After taking a sack to start the extra period, Rees converted a 16-yard, third down heave to senior Theo Riddick at the seven-yard line. On the next play, he spotted a matchup he liked and hit junior TJ Jones on a seven-yard slant for his first touchdown pass of the season.
“I saw a look where you could isolate him one-on-one outside,” Rees said. “It wasn’t a great throw, but TJ made a nice play to catch the ball and gave us a go ahead touchdown.”
Golson, while shaky at times, ran effectively for 41 yards before his last attempt landed him on the sideline. He also completed 12 of his 24 passes for 141 yards against the fiercest defense he has faced in his young career.
His biggest completion came on a third-and-18 play at the start of the fourth quarter. Golson lofted a ball to senior tight end Tyler Eifert on a corner route from the 24-yard line for Notre Dame’s first touchdown of the game. Eifert, who finished with a team-high four catches and 57 yards receiving, pulled in the pass despite double coverage to tie the score at 10 apiece.
The Cardinal answered with their most impressive drive of the game. Stanford used a little bit of everything to charge 65 yards in eight minutes to retake the lead with a 27-yard field goal. Nunes completed a pair of crucial third down conversions to tight end Zach Ertz and Drew Terrell.
Then senior running back Stepfan Taylor took over, carrying on eight of the next nine plays including another big third down pick up where he shedded a pair of Notre Dame tackler to get a fresh set of downs inside the red zone.
“He’s a tough kid,” Shaw said of Taylor. “He just keeps his legs turning, gets as many yards as he can on every single play.”
Junior Jordan Williamson finished the drive with his second field goal of the game. He also kicked a 48-yarder off the slick turf as time expired in the first half.
Williamson’s kick was the best offensive moment for either team in the first two quarters. Both relied on their staunch defenses to create points at the start of the game.
Notre Dame struck first, cashing in on its second interception of the half with a field goal. Sophomore safety Matthias Farley reeled in an overthrown Nunes pass near midfield and ran it back to the 16-yard line before he was forced out of bounds.

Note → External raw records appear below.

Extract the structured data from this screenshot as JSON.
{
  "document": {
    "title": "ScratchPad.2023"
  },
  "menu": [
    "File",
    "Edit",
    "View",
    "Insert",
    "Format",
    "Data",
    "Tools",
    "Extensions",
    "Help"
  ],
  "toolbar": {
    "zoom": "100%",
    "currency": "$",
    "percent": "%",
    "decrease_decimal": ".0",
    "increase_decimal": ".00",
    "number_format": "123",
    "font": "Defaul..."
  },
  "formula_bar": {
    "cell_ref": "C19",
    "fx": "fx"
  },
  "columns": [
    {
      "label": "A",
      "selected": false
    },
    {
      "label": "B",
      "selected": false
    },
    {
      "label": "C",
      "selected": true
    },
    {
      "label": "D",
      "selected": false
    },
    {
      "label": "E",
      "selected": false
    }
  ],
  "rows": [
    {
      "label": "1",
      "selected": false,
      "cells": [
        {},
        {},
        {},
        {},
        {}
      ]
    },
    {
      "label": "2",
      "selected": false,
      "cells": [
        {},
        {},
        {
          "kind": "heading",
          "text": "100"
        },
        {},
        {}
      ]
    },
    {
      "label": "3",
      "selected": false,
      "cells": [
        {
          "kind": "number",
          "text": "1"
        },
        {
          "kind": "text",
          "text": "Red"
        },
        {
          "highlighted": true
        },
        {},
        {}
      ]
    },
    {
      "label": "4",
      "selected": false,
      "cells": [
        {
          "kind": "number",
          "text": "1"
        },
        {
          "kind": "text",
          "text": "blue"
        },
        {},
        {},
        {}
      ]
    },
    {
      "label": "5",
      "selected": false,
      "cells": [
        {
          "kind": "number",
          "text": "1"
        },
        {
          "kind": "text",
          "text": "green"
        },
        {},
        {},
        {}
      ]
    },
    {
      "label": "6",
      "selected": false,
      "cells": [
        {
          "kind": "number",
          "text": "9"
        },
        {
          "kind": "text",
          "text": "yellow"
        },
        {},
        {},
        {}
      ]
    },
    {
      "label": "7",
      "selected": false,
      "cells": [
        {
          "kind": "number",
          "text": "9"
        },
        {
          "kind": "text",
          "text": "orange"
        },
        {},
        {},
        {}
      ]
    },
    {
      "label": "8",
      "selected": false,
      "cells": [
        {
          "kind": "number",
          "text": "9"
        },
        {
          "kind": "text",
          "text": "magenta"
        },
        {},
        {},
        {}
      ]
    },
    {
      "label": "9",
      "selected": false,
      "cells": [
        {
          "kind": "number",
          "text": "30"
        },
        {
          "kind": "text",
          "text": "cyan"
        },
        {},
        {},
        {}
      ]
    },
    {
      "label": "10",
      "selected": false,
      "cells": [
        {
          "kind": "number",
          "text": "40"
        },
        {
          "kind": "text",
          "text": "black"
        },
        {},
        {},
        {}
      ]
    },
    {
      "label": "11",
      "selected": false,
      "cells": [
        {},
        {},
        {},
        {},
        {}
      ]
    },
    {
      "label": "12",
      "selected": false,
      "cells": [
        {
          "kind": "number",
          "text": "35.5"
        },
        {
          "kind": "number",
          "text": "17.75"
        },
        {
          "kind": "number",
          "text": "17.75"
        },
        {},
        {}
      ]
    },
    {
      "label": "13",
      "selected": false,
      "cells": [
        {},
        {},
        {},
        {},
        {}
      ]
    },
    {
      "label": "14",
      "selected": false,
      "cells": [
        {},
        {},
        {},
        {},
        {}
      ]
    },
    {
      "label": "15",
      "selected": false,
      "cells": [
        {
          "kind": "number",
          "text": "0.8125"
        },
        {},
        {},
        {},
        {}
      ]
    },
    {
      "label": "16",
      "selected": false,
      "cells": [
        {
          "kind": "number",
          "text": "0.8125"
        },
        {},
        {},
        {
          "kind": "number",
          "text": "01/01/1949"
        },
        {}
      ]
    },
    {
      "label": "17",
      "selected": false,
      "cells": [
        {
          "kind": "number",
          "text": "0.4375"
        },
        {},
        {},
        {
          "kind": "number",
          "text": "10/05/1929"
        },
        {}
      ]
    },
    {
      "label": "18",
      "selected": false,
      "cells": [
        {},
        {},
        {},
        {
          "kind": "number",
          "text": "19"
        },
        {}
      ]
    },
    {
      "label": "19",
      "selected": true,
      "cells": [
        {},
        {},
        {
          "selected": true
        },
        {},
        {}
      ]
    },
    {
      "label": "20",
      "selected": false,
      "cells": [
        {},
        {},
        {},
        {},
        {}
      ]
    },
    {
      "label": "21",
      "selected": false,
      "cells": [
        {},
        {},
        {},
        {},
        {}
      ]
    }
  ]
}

Stanford held the Irish to their third straight three-and-out, but sophomore Kyle Brindza was close enough for a 29-yard field goal.
Stanford answered in the second quarter by driving the Irish backward until forcing a fumble in the end zone. The Cardinal’s consistent pressure finally got to Golson on a third down pass attempt. Senior Ben Gardner popped the ball loose with a hit from behind and linebacker Chase Thomas fell on the loose ball.
The miscues continued for Golson and the Irish after halftime. Despite outgaining the Cardinal 114-19 in the third quarter they didn’t do anything to close the seven-point gap. The biggest gaffe was Golson’s third fumble at the end of a 20-yard scramble. Golson attempted to extend his run along the sideline, but lost the ball after absorbing a big hit from Stanford cornerback Alex Carter. The turnover ended what looked to be the most promising drive of the game for the Irish to that point.
A Notre Dame that would have folded under the same circumstances in the past built on that third quarter instead. They wore down the Stanford front seven enough to find the creases they needed for a pair of scoring drives in the second half.
“We are a team that just keeps coming after you,” Kelly said.
The Irish defense continued to come until the very last snap of the game. Their dramatic goal line stand continued a remarkable four-game stretch in which they have not allowed a touchdown.
They will look to extend that streak next week when they host Brigham Young, another defensive stalwart, at Notre Dame Stadium. Stanford, who won in overtime a week ago, falls to 4-2 with the extra period loss. They travel to the University of California next week to try to prop themselves back above. 500 in Pac-12 play.